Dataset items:
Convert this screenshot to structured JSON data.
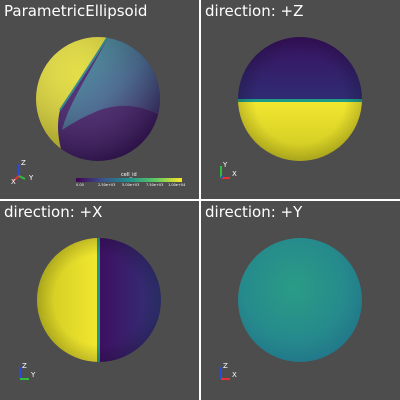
{
  "viewports": [
    {
      "id": "tl",
      "title": "ParametricEllipsoid",
      "axes_labels": [
        "Z",
        "X",
        "Y"
      ]
    },
    {
      "id": "tr",
      "title": "direction: +Z",
      "axes_labels": [
        "Y",
        "X"
      ]
    },
    {
      "id": "bl",
      "title": "direction: +X",
      "axes_labels": [
        "Z",
        "Y"
      ]
    },
    {
      "id": "br",
      "title": "direction: +Y",
      "axes_labels": [
        "Z",
        "X"
      ]
    }
  ],
  "scalar_bar": {
    "title": "cell_id",
    "ticks": [
      "0.00",
      "2.50e+03",
      "5.00e+03",
      "7.50e+03",
      "1.00e+04"
    ]
  },
  "colors": {
    "background": "#4d4d4d",
    "border": "#ffffff",
    "viridis_dark": "#3e0a58",
    "viridis_mid": "#26838e",
    "viridis_yellow": "#e9e520"
  }
}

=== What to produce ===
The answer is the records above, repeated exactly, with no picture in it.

=== Response below ===
Convert this screenshot to structured JSON data.
{
  "viewports": [
    {
      "id": "tl",
      "title": "ParametricEllipsoid",
      "axes_labels": [
        "Z",
        "X",
        "Y"
      ]
    },
    {
      "id": "tr",
      "title": "direction: +Z",
      "axes_labels": [
        "Y",
        "X"
      ]
    },
    {
      "id": "bl",
      "title": "direction: +X",
      "axes_labels": [
        "Z",
        "Y"
      ]
    },
    {
      "id": "br",
      "title": "direction: +Y",
      "axes_labels": [
        "Z",
        "X"
      ]
    }
  ],
  "scalar_bar": {
    "title": "cell_id",
    "ticks": [
      "0.00",
      "2.50e+03",
      "5.00e+03",
      "7.50e+03",
      "1.00e+04"
    ]
  },
  "colors": {
    "background": "#4d4d4d",
    "border": "#ffffff",
    "viridis_dark": "#3e0a58",
    "viridis_mid": "#26838e",
    "viridis_yellow": "#e9e520"
  }
}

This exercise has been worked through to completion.